Blowing Smoke: Can Media Literacy Impact Youth Smoking?

This report first appeared in Telemedium, Summer 2001. It is posted here with permission of the author.

Arizona Demonstration project yields important research findings.

Have you noticed lately, the increased number of movie characters lighting up on screen? Even though cigarette advertising on television has long ago been prohibited, and the Surgeon General's warnings about the dangers of tobacco use are clearly to be seen everywhere from billboards to posters and on cigarette packs, there is still lots of smoking in movies, especially those popular with youth. It follows that efforts to discourage young people from smoking have recently begun to focus on these films and on their influence on youth.

Hollywood Can't Kick the Habit
Tobacco use in youth-oriented movies increased in the 1990's and is prevalent today especially in movies popular with youth. A 1999 Office of National Drug Control Policy study of the 200 most popular video rentals in 1996 and 1997 revealed that 89 percent had smoking in them. (3) Another study, at Dartmouth Medical School showed this percentage varied between 88 percent and 92 percent in the top 25 box-office films since 1995. (5)

Since it has been found that perceived social norms and modeling by admired others are important predictors of alcohol and drug use (4) it is particularly disturbing that 74 percent of the lead characters in the top 50 movies from 1997 to 1998 used tobacco. (1)

The Media Literacy-Prevention Link
To help youth recognize and analyze the media messages that normalize and glamorize tobacco use, prevention efforts have begun to incorporate media literacy in the armamentarium of prevention strategies. For example, in the introduction to a special 1998 supplement of the Weekly Reader, on "Media Literacy as a Substance Abuse Prevention Strategy," former Secretary of Health and Human Services Donna Shalala stated, "Media literacy

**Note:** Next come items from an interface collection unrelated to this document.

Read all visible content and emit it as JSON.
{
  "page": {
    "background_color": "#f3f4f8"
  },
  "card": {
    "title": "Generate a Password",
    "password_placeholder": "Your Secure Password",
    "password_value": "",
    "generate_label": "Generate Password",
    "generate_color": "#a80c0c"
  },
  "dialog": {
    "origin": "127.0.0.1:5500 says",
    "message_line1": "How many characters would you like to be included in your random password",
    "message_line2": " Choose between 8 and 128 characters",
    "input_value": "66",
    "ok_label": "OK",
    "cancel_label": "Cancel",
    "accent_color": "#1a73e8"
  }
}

    • American Lung Association of Sacramento-Emigrant Trails. (1999) Teens Look at Tobacco Use in the Top 50 Movies of Each Year from 1991-1998. Sacramento, CA: American Lung Association.

    • Austin, E.W. and Johnson, K.K. (1997) Effects of the general and alcohol-specific media literacy training on children's decision making. Journal of Health Communication. Jan-Mar, 2:1,17-43.

    • Office of National Drug Control Policy and the U.S. Department of Health and Human Services. (1999) Substance Abuse in Popular Movies and Music. Washington, DC: USDHHS.

    • Oostveen, T., Knibbe, R., & DeVries, H. (1996). Social influences on young adults' alcohol consumption: Norms, modeling, pressure, socializing, and conformity. Addictive Behaviors, 21 (2) 187-197.

    • Sargent, J.D., Tickle, J.J., Beach, M.L., Dalton, M.A., Ahrens, M.B., Heatherton, T.F. (2001). Brand appearances in contemporary cinema films and contribution to global marketing of cigarettes. The Lancet, 357 (9249).

    • Weekly Reader Corporation and the U.S. Department of Health and Human Services. (1998) Media Literacy as a Substance Abuse Prevention Strategy.

Author Bio: 

Lynda Bergsma, PhD, is Assistant Professor, University of Arizona, Mel and Enid Zuckerman College of Public Health. She combines training in mass communications and public health to conduct service programs, education, and research in media literacy and public health/prevention. The final report of the Blowing Smoke project can be found at complete research evaluation report